# [MATERIAL SHOWN]
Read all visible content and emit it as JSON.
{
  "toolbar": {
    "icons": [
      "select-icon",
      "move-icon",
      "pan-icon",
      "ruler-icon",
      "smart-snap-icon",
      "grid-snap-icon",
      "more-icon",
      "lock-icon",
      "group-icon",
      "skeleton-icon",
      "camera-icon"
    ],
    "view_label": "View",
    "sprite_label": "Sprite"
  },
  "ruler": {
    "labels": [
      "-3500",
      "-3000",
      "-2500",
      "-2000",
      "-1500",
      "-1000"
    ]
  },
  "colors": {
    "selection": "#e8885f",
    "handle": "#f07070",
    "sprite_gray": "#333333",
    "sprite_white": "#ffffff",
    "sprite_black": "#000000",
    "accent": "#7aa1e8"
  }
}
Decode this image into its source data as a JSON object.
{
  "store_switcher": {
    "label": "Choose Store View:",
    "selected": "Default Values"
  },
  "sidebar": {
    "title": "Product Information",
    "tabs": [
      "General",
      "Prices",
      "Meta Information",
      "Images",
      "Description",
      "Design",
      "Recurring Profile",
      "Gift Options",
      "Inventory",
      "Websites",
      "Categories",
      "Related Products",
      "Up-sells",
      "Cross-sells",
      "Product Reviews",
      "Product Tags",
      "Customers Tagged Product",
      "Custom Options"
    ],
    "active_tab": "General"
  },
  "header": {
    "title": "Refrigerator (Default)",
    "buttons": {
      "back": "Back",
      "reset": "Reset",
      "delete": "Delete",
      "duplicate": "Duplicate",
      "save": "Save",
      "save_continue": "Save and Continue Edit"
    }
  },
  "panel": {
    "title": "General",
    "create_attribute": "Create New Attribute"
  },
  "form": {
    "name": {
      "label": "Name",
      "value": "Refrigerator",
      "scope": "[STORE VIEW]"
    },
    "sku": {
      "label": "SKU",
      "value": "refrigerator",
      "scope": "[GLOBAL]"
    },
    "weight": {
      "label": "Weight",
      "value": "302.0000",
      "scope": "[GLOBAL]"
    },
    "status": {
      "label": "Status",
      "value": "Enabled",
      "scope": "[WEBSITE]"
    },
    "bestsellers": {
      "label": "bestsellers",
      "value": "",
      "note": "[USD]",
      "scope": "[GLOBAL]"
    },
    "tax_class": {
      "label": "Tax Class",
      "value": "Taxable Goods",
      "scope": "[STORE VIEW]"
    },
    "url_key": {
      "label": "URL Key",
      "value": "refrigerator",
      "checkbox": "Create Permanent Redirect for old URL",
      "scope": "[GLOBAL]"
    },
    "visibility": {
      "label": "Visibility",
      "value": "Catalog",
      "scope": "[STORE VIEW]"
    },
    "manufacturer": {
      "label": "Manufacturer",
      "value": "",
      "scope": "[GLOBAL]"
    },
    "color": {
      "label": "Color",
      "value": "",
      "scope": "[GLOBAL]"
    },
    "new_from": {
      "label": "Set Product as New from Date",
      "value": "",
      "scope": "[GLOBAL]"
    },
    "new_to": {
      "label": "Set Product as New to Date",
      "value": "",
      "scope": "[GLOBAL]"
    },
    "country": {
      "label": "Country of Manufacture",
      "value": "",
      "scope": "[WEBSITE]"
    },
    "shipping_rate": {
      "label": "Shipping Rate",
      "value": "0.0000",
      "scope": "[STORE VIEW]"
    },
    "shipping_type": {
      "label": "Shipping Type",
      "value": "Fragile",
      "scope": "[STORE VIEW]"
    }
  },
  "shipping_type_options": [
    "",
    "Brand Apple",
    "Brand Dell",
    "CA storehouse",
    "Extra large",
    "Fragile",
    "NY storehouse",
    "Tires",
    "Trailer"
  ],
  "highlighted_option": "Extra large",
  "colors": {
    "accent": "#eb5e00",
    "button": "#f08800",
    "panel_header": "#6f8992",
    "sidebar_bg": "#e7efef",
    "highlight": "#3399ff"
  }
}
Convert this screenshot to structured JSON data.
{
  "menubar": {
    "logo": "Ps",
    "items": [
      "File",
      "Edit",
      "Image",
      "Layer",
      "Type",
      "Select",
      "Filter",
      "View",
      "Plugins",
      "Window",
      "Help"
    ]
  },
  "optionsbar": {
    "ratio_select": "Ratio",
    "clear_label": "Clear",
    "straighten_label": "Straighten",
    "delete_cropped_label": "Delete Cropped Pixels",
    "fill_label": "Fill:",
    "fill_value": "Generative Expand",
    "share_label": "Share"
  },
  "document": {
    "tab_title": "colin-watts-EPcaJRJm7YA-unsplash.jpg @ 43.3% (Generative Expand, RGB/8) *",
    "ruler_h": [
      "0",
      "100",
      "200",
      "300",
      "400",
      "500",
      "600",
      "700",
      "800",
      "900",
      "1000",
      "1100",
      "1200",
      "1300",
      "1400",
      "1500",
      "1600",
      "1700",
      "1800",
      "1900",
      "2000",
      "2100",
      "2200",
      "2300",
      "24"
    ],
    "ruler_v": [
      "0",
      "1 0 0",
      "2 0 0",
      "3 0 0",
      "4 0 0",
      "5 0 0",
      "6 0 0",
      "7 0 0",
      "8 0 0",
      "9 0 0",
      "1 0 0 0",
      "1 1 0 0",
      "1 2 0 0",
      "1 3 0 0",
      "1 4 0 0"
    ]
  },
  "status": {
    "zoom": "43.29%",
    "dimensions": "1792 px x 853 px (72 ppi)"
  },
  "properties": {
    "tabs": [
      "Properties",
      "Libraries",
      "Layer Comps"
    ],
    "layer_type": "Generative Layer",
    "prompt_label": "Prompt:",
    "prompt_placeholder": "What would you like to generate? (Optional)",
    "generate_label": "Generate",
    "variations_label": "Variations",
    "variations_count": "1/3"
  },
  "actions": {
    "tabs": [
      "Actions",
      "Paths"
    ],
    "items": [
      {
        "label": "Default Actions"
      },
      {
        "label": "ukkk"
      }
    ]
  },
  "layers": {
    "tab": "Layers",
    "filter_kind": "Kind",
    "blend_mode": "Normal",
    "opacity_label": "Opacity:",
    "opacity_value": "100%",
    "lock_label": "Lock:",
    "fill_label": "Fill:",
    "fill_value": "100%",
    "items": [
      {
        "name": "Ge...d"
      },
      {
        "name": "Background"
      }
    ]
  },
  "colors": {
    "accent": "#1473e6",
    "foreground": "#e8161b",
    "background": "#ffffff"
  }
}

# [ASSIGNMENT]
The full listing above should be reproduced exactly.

# [EXPECTED ANSWER]
Read all visible content and emit it as JSON.
{
  "toolbar": {
    "icons": [
      "select-icon",
      "move-icon",
      "pan-icon",
      "ruler-icon",
      "smart-snap-icon",
      "grid-snap-icon",
      "more-icon",
      "lock-icon",
      "group-icon",
      "skeleton-icon",
      "camera-icon"
    ],
    "view_label": "View",
    "sprite_label": "Sprite"
  },
  "ruler": {
    "labels": [
      "-3500",
      "-3000",
      "-2500",
      "-2000",
      "-1500",
      "-1000"
    ]
  },
  "colors": {
    "selection": "#e8885f",
    "handle": "#f07070",
    "sprite_gray": "#333333",
    "sprite_white": "#ffffff",
    "sprite_black": "#000000",
    "accent": "#7aa1e8"
  }
}
Decode this image into its source data as a JSON object.
{
  "store_switcher": {
    "label": "Choose Store View:",
    "selected": "Default Values"
  },
  "sidebar": {
    "title": "Product Information",
    "tabs": [
      "General",
      "Prices",
      "Meta Information",
      "Images",
      "Description",
      "Design",
      "Recurring Profile",
      "Gift Options",
      "Inventory",
      "Websites",
      "Categories",
      "Related Products",
      "Up-sells",
      "Cross-sells",
      "Product Reviews",
      "Product Tags",
      "Customers Tagged Product",
      "Custom Options"
    ],
    "active_tab": "General"
  },
  "header": {
    "title": "Refrigerator (Default)",
    "buttons": {
      "back": "Back",
      "reset": "Reset",
      "delete": "Delete",
      "duplicate": "Duplicate",
      "save": "Save",
      "save_continue": "Save and Continue Edit"
    }
  },
  "panel": {
    "title": "General",
    "create_attribute": "Create New Attribute"
  },
  "form": {
    "name": {
      "label": "Name",
      "value": "Refrigerator",
      "scope": "[STORE VIEW]"
    },
    "sku": {
      "label": "SKU",
      "value": "refrigerator",
      "scope": "[GLOBAL]"
    },
    "weight": {
      "label": "Weight",
      "value": "302.0000",
      "scope": "[GLOBAL]"
    },
    "status": {
      "label": "Status",
      "value": "Enabled",
      "scope": "[WEBSITE]"
    },
    "bestsellers": {
      "label": "bestsellers",
      "value": "",
      "note": "[USD]",
      "scope": "[GLOBAL]"
    },
    "tax_class": {
      "label": "Tax Class",
      "value": "Taxable Goods",
      "scope": "[STORE VIEW]"
    },
    "url_key": {
      "label": "URL Key",
      "value": "refrigerator",
      "checkbox": "Create Permanent Redirect for old URL",
      "scope": "[GLOBAL]"
    },
    "visibility": {
      "label": "Visibility",
      "value": "Catalog",
      "scope": "[STORE VIEW]"
    },
    "manufacturer": {
      "label": "Manufacturer",
      "value": "",
      "scope": "[GLOBAL]"
    },
    "color": {
      "label": "Color",
      "value": "",
      "scope": "[GLOBAL]"
    },
    "new_from": {
      "label": "Set Product as New from Date",
      "value": "",
      "scope": "[GLOBAL]"
    },
    "new_to": {
      "label": "Set Product as New to Date",
      "value": "",
      "scope": "[GLOBAL]"
    },
    "country": {
      "label": "Country of Manufacture",
      "value": "",
      "scope": "[WEBSITE]"
    },
    "shipping_rate": {
      "label": "Shipping Rate",
      "value": "0.0000",
      "scope": "[STORE VIEW]"
    },
    "shipping_type": {
      "label": "Shipping Type",
      "value": "Fragile",
      "scope": "[STORE VIEW]"
    }
  },
  "shipping_type_options": [
    "",
    "Brand Apple",
    "Brand Dell",
    "CA storehouse",
    "Extra large",
    "Fragile",
    "NY storehouse",
    "Tires",
    "Trailer"
  ],
  "highlighted_option": "Extra large",
  "colors": {
    "accent": "#eb5e00",
    "button": "#f08800",
    "panel_header": "#6f8992",
    "sidebar_bg": "#e7efef",
    "highlight": "#3399ff"
  }
}
Convert this screenshot to structured JSON data.
{
  "menubar": {
    "logo": "Ps",
    "items": [
      "File",
      "Edit",
      "Image",
      "Layer",
      "Type",
      "Select",
      "Filter",
      "View",
      "Plugins",
      "Window",
      "Help"
    ]
  },
  "optionsbar": {
    "ratio_select": "Ratio",
    "clear_label": "Clear",
    "straighten_label": "Straighten",
    "delete_cropped_label": "Delete Cropped Pixels",
    "fill_label": "Fill:",
    "fill_value": "Generative Expand",
    "share_label": "Share"
  },
  "document": {
    "tab_title": "colin-watts-EPcaJRJm7YA-unsplash.jpg @ 43.3% (Generative Expand, RGB/8) *",
    "ruler_h": [
      "0",
      "100",
      "200",
      "300",
      "400",
      "500",
      "600",
      "700",
      "800",
      "900",
      "1000",
      "1100",
      "1200",
      "1300",
      "1400",
      "1500",
      "1600",
      "1700",
      "1800",
      "1900",
      "2000",
      "2100",
      "2200",
      "2300",
      "24"
    ],
    "ruler_v": [
      "0",
      "1 0 0",
      "2 0 0",
      "3 0 0",
      "4 0 0",
      "5 0 0",
      "6 0 0",
      "7 0 0",
      "8 0 0",
      "9 0 0",
      "1 0 0 0",
      "1 1 0 0",
      "1 2 0 0",
      "1 3 0 0",
      "1 4 0 0"
    ]
  },
  "status": {
    "zoom": "43.29%",
    "dimensions": "1792 px x 853 px (72 ppi)"
  },
  "properties": {
    "tabs": [
      "Properties",
      "Libraries",
      "Layer Comps"
    ],
    "layer_type": "Generative Layer",
    "prompt_label": "Prompt:",
    "prompt_placeholder": "What would you like to generate? (Optional)",
    "generate_label": "Generate",
    "variations_label": "Variations",
    "variations_count": "1/3"
  },
  "actions": {
    "tabs": [
      "Actions",
      "Paths"
    ],
    "items": [
      {
        "label": "Default Actions"
      },
      {
        "label": "ukkk"
      }
    ]
  },
  "layers": {
    "tab": "Layers",
    "filter_kind": "Kind",
    "blend_mode": "Normal",
    "opacity_label": "Opacity:",
    "opacity_value": "100%",
    "lock_label": "Lock:",
    "fill_label": "Fill:",
    "fill_value": "100%",
    "items": [
      {
        "name": "Ge...d"
      },
      {
        "name": "Background"
      }
    ]
  },
  "colors": {
    "accent": "#1473e6",
    "foreground": "#e8161b",
    "background": "#ffffff"
  }
}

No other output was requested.